━━━━━ DATA TO USE ━━━━━

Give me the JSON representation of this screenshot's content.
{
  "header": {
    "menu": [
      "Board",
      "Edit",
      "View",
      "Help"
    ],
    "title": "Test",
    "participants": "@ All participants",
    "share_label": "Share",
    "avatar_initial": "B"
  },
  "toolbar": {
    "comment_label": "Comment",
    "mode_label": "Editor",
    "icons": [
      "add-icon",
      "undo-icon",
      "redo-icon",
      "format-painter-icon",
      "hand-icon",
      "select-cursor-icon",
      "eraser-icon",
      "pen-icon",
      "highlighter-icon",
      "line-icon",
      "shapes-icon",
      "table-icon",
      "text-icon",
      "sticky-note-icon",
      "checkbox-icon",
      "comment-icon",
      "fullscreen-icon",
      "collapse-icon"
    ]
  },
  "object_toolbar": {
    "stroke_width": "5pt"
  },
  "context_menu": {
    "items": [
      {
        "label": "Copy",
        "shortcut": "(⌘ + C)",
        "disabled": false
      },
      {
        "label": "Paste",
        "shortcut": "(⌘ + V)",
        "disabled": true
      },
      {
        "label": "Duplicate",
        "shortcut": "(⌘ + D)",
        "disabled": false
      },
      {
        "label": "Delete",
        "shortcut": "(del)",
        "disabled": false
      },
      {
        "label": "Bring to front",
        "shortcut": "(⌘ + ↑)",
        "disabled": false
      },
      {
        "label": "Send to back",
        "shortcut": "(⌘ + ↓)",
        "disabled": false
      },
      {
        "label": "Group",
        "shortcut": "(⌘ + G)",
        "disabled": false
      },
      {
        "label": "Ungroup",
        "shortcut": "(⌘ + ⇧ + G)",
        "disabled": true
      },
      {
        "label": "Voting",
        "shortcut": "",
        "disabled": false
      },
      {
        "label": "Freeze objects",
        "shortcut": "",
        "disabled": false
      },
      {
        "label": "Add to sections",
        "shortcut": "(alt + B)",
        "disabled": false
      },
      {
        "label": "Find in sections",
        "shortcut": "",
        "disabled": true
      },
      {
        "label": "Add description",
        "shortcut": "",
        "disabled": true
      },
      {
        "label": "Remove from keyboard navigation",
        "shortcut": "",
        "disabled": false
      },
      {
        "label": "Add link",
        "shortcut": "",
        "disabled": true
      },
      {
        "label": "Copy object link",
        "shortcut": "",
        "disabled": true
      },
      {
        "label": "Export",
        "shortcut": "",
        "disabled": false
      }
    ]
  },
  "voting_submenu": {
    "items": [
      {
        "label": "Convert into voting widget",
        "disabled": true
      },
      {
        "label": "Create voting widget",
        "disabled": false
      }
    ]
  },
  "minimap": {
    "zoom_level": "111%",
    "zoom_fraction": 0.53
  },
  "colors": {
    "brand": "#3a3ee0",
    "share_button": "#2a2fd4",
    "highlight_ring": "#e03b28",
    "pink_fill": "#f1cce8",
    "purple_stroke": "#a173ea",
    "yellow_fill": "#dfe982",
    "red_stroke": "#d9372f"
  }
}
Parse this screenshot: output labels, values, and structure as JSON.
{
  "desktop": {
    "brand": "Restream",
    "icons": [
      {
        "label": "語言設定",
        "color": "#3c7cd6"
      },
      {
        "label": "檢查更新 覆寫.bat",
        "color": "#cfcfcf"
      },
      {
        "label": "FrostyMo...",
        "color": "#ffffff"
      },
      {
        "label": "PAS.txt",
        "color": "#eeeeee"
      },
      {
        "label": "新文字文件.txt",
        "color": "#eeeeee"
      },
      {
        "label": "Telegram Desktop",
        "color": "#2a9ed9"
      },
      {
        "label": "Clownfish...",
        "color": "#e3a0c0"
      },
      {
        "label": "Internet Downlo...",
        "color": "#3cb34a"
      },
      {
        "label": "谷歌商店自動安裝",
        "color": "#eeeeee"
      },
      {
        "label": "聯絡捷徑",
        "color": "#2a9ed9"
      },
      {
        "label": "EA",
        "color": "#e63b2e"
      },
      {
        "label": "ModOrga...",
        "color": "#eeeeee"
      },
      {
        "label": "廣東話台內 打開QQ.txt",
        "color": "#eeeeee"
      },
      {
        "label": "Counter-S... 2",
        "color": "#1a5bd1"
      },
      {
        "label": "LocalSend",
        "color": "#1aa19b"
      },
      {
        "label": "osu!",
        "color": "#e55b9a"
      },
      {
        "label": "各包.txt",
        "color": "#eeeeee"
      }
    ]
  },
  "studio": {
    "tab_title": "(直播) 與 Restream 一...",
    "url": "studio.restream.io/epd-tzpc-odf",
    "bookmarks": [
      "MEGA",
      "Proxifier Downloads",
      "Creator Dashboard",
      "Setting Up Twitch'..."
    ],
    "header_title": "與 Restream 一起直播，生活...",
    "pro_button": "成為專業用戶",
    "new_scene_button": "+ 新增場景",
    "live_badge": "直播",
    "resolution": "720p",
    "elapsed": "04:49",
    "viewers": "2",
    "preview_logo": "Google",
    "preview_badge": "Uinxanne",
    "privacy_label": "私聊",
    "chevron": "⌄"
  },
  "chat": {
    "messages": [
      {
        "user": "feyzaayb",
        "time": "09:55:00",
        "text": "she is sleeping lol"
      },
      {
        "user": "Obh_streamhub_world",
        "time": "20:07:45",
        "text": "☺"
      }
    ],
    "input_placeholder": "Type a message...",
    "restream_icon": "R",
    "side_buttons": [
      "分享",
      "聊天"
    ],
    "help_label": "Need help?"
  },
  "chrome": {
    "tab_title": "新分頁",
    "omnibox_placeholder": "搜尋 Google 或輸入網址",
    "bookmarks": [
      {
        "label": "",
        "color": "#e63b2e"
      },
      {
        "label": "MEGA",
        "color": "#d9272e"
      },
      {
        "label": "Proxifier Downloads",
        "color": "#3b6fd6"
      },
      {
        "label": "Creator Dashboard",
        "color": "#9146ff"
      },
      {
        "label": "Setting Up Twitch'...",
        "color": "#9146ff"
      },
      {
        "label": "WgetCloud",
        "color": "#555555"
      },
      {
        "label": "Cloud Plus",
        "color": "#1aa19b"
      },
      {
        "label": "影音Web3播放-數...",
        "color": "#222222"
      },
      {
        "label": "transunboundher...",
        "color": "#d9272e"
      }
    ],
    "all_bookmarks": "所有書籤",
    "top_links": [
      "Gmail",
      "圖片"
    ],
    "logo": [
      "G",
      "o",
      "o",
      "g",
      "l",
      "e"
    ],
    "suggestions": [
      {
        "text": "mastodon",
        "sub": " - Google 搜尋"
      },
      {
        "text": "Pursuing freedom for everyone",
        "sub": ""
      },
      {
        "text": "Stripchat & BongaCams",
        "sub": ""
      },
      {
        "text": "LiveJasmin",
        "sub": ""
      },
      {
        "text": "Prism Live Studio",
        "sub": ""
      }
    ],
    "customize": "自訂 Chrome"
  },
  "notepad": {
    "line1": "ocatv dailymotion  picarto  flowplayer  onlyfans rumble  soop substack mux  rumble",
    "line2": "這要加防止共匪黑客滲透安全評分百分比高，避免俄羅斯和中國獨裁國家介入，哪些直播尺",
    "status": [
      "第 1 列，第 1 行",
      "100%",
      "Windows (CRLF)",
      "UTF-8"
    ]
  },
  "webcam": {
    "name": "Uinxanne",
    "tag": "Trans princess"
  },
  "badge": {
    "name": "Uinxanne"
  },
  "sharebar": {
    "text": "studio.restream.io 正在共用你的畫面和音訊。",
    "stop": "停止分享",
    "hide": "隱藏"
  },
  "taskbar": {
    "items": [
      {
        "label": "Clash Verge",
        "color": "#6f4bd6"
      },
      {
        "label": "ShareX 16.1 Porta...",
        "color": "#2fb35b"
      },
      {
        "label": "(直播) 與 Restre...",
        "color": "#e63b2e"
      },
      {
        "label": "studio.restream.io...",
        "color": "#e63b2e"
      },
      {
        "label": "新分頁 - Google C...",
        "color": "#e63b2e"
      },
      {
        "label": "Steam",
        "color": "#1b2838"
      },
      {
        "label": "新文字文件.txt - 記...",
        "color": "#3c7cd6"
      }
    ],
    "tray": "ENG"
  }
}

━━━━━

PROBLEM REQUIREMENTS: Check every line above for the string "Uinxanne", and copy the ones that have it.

REPLY:
    "preview_badge": "Uinxanne",
    "name": "Uinxanne",
    "name": "Uinxanne"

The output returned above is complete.